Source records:
________________________________________
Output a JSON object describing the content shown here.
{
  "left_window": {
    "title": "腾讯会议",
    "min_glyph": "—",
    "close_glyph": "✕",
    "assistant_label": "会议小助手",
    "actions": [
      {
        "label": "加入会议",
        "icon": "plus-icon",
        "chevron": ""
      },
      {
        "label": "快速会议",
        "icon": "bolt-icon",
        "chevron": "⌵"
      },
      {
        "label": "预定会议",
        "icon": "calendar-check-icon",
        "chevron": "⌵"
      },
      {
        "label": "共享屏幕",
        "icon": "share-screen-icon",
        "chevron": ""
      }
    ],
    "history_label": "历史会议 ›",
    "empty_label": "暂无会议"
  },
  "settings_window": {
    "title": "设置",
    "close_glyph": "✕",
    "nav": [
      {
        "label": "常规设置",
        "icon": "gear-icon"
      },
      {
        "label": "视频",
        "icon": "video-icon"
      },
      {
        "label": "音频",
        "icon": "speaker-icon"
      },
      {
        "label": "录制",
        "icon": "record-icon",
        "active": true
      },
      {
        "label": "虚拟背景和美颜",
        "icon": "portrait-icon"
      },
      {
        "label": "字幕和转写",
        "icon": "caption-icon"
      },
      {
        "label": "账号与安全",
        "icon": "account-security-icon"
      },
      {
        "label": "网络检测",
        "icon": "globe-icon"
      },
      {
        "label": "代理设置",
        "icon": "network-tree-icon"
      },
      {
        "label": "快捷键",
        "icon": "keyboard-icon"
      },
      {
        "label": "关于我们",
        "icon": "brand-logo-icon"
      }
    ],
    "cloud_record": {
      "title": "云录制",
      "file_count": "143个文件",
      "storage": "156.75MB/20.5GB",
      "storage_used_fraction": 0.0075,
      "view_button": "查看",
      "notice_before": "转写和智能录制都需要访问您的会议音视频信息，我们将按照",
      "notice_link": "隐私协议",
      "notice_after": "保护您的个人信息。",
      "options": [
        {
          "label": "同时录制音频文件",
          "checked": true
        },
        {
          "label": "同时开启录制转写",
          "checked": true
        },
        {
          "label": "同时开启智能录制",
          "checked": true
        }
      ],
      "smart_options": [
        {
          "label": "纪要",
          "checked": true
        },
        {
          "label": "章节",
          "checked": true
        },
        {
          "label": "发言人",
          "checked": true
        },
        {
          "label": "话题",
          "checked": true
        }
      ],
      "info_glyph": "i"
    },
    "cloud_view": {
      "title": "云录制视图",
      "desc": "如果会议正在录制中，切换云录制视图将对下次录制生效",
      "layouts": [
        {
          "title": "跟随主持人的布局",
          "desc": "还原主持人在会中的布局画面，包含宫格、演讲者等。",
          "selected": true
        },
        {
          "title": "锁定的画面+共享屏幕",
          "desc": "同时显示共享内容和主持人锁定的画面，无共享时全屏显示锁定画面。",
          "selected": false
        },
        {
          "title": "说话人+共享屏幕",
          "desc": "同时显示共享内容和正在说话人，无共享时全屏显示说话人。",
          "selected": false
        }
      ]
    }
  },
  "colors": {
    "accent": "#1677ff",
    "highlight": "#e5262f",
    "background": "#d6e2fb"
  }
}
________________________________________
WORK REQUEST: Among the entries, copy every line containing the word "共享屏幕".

ANSWER TO THE EXERCISE:
        "label": "共享屏幕",
          "title": "锁定的画面+共享屏幕",
          "title": "说话人+共享屏幕",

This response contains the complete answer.